Tuesday, June 12, 2012

Board denies demolition of former Bay Horse Café building

The City of Cincinnati Historic Conservation Board (HCB) has voted unanimously to support its staff recommendation to deny a certificate of appropriateness that would allow for the demolition of 625 Main Street, the building once occupied by the Bay Horse Café.

Ed Gabriel, a partner in the 625 Main Street LLC ownership group, told the board that his building has been subjected to damage caused by trucks entering and exiting Gano Street to make deliveries to the Aronoff Center for the Arts and various Sixth Street businesses.

The trucks were responsible for damage to the building's fire escape, which the Aronoff Center recently removed.

"It's been an ongoing issue," Gabriel said. "The problem is, my partner and I have considered maybe remodeling the first floor, and maybe putting some condos in the upper floors. It just doesn't make sense to put money in a building with the possibility of more damage."

The building has been largely vacant since 2005, when the Bay Horse Café was shut down for operating without a liquor license and for a history of police calls, including one for a daytime shooting right outside its front door. A new tenant was moved in, but was evicted in 2007 for failure to pay rent.

Little interest has been shown in the building, Gabriel said, which has seen its asking price drop from $375,000 in 2007 to $214,000 today.

The loss of the fire escapes means that the upper floors must be left vacant, making its sale more difficult.

"Basically, there is no economic value in this building," Gabriel said. "Its use is very limited. I'm apparently not the only one who doesn't see any value in it."

625 Main Street LLC has owned the building since 2002, when it purchased the property for $234,000. The bar subsidized the rental units, which were not profitable.

Gabriel admitted that the condition of the building hasn't changed much since its purchase. The property has been cited twice for cracked masonry and broken window lintels.

"We've basically lost about $300,000 so far," Gabriel said.
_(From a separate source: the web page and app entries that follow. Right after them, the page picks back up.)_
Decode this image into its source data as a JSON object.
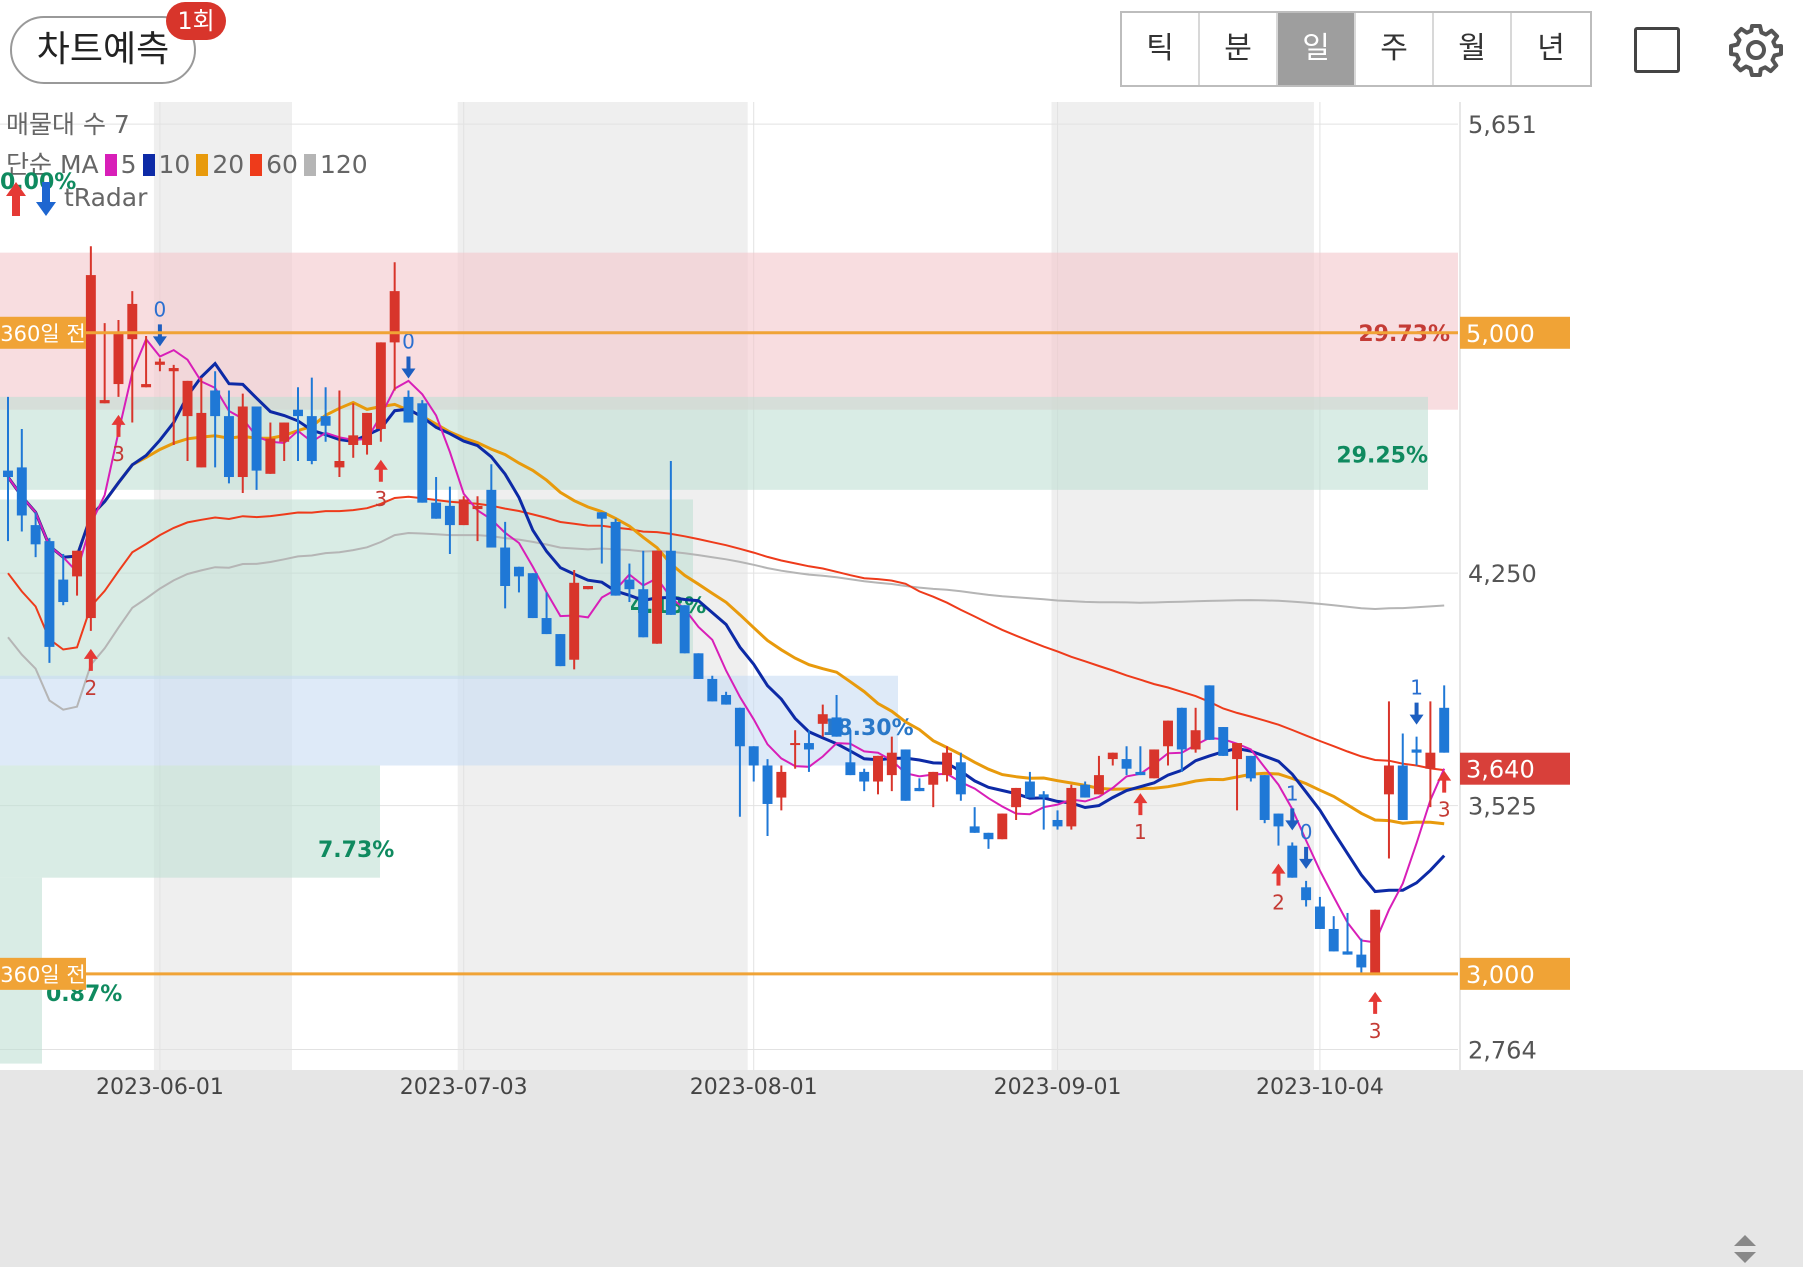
{
  "header": {
    "predict_label": "차트예측",
    "predict_badge": "1회",
    "periods": [
      "틱",
      "분",
      "일",
      "주",
      "월",
      "년"
    ],
    "active_period": "일"
  },
  "legend": {
    "volume_profile": "매물대 수 7",
    "ma_prefix": "단순 MA",
    "ma_items": [
      {
        "label": "5",
        "color": "#d81fb8"
      },
      {
        "label": "10",
        "color": "#0d2aa6"
      },
      {
        "label": "20",
        "color": "#e89a0c"
      },
      {
        "label": "60",
        "color": "#ee3b1b"
      },
      {
        "label": "120",
        "color": "#b5b5b5"
      }
    ],
    "tradar_pct": "0.00%",
    "tradar_label": "tRadar"
  },
  "colors": {
    "up": "#d8352b",
    "down": "#1f78d6",
    "ma5": "#d81fb8",
    "ma10": "#0d2aa6",
    "ma20": "#e89a0c",
    "ma60": "#ee3b1b",
    "ma120": "#b5b5b5",
    "line360": "#f0a336",
    "last_price": "#d8403a"
  },
  "chart_data": {
    "type": "candlestick",
    "ylim": [
      2700,
      5720
    ],
    "y_ticks": [
      {
        "label": "5,651",
        "value": 5651
      },
      {
        "label": "4,250",
        "value": 4250
      },
      {
        "label": "3,525",
        "value": 3525
      },
      {
        "label": "2,764",
        "value": 2764
      }
    ],
    "x_ticks": [
      {
        "label": "2023-06-01",
        "index": 11
      },
      {
        "label": "2023-07-03",
        "index": 33
      },
      {
        "label": "2023-08-01",
        "index": 54
      },
      {
        "label": "2023-09-01",
        "index": 76
      },
      {
        "label": "2023-10-04",
        "index": 95
      }
    ],
    "count": 105,
    "candles": [
      [
        4570,
        4800,
        4350,
        4550
      ],
      [
        4580,
        4700,
        4380,
        4430
      ],
      [
        4400,
        4440,
        4300,
        4340
      ],
      [
        4350,
        4360,
        3970,
        4020
      ],
      [
        4230,
        4310,
        4150,
        4160
      ],
      [
        4240,
        4310,
        4180,
        4320
      ],
      [
        4110,
        5270,
        4070,
        5180
      ],
      [
        4780,
        5030,
        4780,
        4790
      ],
      [
        4840,
        5040,
        4800,
        5000
      ],
      [
        4980,
        5130,
        4720,
        5090
      ],
      [
        4830,
        4990,
        4850,
        4840
      ],
      [
        4900,
        4920,
        4880,
        4910
      ],
      [
        4880,
        4900,
        4650,
        4890
      ],
      [
        4740,
        4850,
        4600,
        4850
      ],
      [
        4580,
        4860,
        4600,
        4750
      ],
      [
        4820,
        4880,
        4580,
        4740
      ],
      [
        4740,
        4820,
        4530,
        4550
      ],
      [
        4550,
        4810,
        4500,
        4770
      ],
      [
        4770,
        4760,
        4510,
        4570
      ],
      [
        4560,
        4720,
        4560,
        4670
      ],
      [
        4660,
        4720,
        4600,
        4720
      ],
      [
        4760,
        4830,
        4600,
        4740
      ],
      [
        4740,
        4860,
        4590,
        4600
      ],
      [
        4740,
        4830,
        4660,
        4710
      ],
      [
        4580,
        4820,
        4550,
        4600
      ],
      [
        4650,
        4780,
        4610,
        4680
      ],
      [
        4650,
        4750,
        4620,
        4750
      ],
      [
        4700,
        4960,
        4660,
        4970
      ],
      [
        4970,
        5220,
        4820,
        5130
      ],
      [
        4800,
        4820,
        4840,
        4720
      ],
      [
        4780,
        4790,
        4700,
        4470
      ],
      [
        4470,
        4550,
        4470,
        4420
      ],
      [
        4460,
        4520,
        4310,
        4400
      ],
      [
        4400,
        4490,
        4400,
        4480
      ],
      [
        4450,
        4490,
        4350,
        4460
      ],
      [
        4510,
        4590,
        4360,
        4330
      ],
      [
        4330,
        4410,
        4140,
        4210
      ],
      [
        4270,
        4270,
        4190,
        4240
      ],
      [
        4250,
        4250,
        4120,
        4110
      ],
      [
        4110,
        4190,
        4080,
        4060
      ],
      [
        4060,
        4040,
        3960,
        3960
      ],
      [
        3980,
        4260,
        3950,
        4220
      ],
      [
        4200,
        4200,
        4300,
        4210
      ],
      [
        4440,
        4440,
        4280,
        4420
      ],
      [
        4410,
        4420,
        4190,
        4180
      ],
      [
        4230,
        4280,
        4160,
        4200
      ],
      [
        4200,
        4320,
        4090,
        4050
      ],
      [
        4030,
        4180,
        4190,
        4320
      ],
      [
        4320,
        4600,
        4180,
        4120
      ],
      [
        4150,
        4090,
        4010,
        4000
      ],
      [
        4000,
        3980,
        3920,
        3920
      ],
      [
        3920,
        3930,
        3860,
        3850
      ],
      [
        3870,
        3880,
        3860,
        3840
      ],
      [
        3830,
        3780,
        3490,
        3710
      ],
      [
        3710,
        3710,
        3600,
        3650
      ],
      [
        3650,
        3670,
        3430,
        3530
      ],
      [
        3550,
        3650,
        3510,
        3630
      ],
      [
        3720,
        3760,
        3640,
        3720
      ],
      [
        3720,
        3760,
        3630,
        3700
      ],
      [
        3780,
        3840,
        3740,
        3810
      ],
      [
        3800,
        3870,
        3800,
        3740
      ],
      [
        3660,
        3760,
        3640,
        3620
      ],
      [
        3630,
        3640,
        3570,
        3600
      ],
      [
        3600,
        3610,
        3560,
        3680
      ],
      [
        3620,
        3740,
        3570,
        3690
      ],
      [
        3700,
        3690,
        3540,
        3540
      ],
      [
        3580,
        3610,
        3640,
        3570
      ],
      [
        3590,
        3620,
        3520,
        3630
      ],
      [
        3620,
        3710,
        3600,
        3690
      ],
      [
        3660,
        3690,
        3540,
        3560
      ],
      [
        3460,
        3520,
        3560,
        3440
      ],
      [
        3440,
        3330,
        3390,
        3420
      ],
      [
        3420,
        3470,
        3500,
        3500
      ],
      [
        3520,
        3560,
        3480,
        3580
      ],
      [
        3600,
        3630,
        3560,
        3550
      ],
      [
        3560,
        3570,
        3450,
        3550
      ],
      [
        3480,
        3510,
        3450,
        3460
      ],
      [
        3460,
        3590,
        3450,
        3580
      ],
      [
        3590,
        3600,
        3580,
        3550
      ],
      [
        3560,
        3680,
        3580,
        3620
      ],
      [
        3670,
        3650,
        3650,
        3690
      ],
      [
        3670,
        3710,
        3620,
        3640
      ],
      [
        3630,
        3710,
        3720,
        3620
      ],
      [
        3610,
        3700,
        3610,
        3700
      ],
      [
        3710,
        3760,
        3650,
        3790
      ],
      [
        3830,
        3800,
        3630,
        3700
      ],
      [
        3700,
        3830,
        3690,
        3760
      ],
      [
        3900,
        3880,
        3790,
        3730
      ],
      [
        3770,
        3730,
        3740,
        3680
      ],
      [
        3670,
        3690,
        3510,
        3720
      ],
      [
        3680,
        3580,
        3600,
        3610
      ],
      [
        3620,
        3540,
        3470,
        3480
      ],
      [
        3500,
        3500,
        3400,
        3460
      ],
      [
        3400,
        3410,
        3340,
        3300
      ],
      [
        3270,
        3290,
        3210,
        3230
      ],
      [
        3210,
        3240,
        3170,
        3140
      ],
      [
        3140,
        3180,
        3090,
        3070
      ],
      [
        3070,
        3190,
        3130,
        3060
      ],
      [
        3060,
        3110,
        3000,
        3020
      ],
      [
        3000,
        3000,
        3000,
        3200
      ],
      [
        3560,
        3850,
        3360,
        3650
      ],
      [
        3650,
        3750,
        3540,
        3480
      ],
      [
        3700,
        3740,
        3650,
        3690
      ],
      [
        3640,
        3850,
        3520,
        3690
      ],
      [
        3830,
        3900,
        3740,
        3690
      ]
    ],
    "ma_note": "moving averages MA5, MA10, MA20, MA60, MA120",
    "lines_360": [
      {
        "label": "360일 전",
        "value": 5000
      },
      {
        "label": "360일 전",
        "value": 3000
      }
    ],
    "price_tags": [
      {
        "label": "5,000",
        "value": 5000
      },
      {
        "label": "3,640",
        "value": 3640
      },
      {
        "label": "3,000",
        "value": 3000
      }
    ],
    "zones": [
      {
        "label": "29.73%",
        "from": 4760,
        "to": 5250,
        "color": "#f4c6cb"
      },
      {
        "label": "29.25%",
        "from": 4510,
        "to": 4800,
        "color": "#bfe0d3"
      },
      {
        "label": "4.13%",
        "from": 3920,
        "to": 4480,
        "color": "#bfe0d3"
      },
      {
        "label": "18.30%",
        "from": 3650,
        "to": 3930,
        "color": "#c8dcf4"
      },
      {
        "label": "7.73%",
        "from": 3300,
        "to": 3650,
        "color": "#bfe0d3"
      },
      {
        "label": "0.87%",
        "from": 2720,
        "to": 3300,
        "color": "#bfe0d3"
      }
    ],
    "signals": [
      {
        "index": 6,
        "dir": "up",
        "label": "2"
      },
      {
        "index": 8,
        "dir": "up",
        "label": "3"
      },
      {
        "index": 11,
        "dir": "down",
        "label": "0"
      },
      {
        "index": 27,
        "dir": "up",
        "label": "3"
      },
      {
        "index": 29,
        "dir": "down",
        "label": "0"
      },
      {
        "index": 82,
        "dir": "up",
        "label": "1"
      },
      {
        "index": 92,
        "dir": "up",
        "label": "2"
      },
      {
        "index": 93,
        "dir": "down",
        "label": "1"
      },
      {
        "index": 94,
        "dir": "down",
        "label": "0"
      },
      {
        "index": 99,
        "dir": "up",
        "label": "3"
      },
      {
        "index": 102,
        "dir": "down",
        "label": "1"
      },
      {
        "index": 104,
        "dir": "up",
        "label": "3"
      }
    ]
  }
}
Gabriel said that a ten-space surface parking lot would replace the building, generating $200,000 a year.

"It seems to me that maybe the reason the other [Ft. Washington Condominiums] building's not being hit is because yours looks so bad and hasn't been maintained," said HCB member Ken Jones. "I have a hard time believing the argument. If, as you said, you could make a living with just the bar, then why can't someone else do that?"

And Jeffery Waite, who owns 639 Main Street, testified that seven buildings on the block – including his – have been renovated, with their 23 apartments enjoying full occupancy.

"I think we have a really clear case here of why we have historic conservation laws," said Paul Muller, executive director of the Cincinnati Preservation Association. "There's a new climate Downtown where these buildings are being given new economic life."

625 Main Street LLC may still appeal the HCB decision before the Board of Zoning Appeals.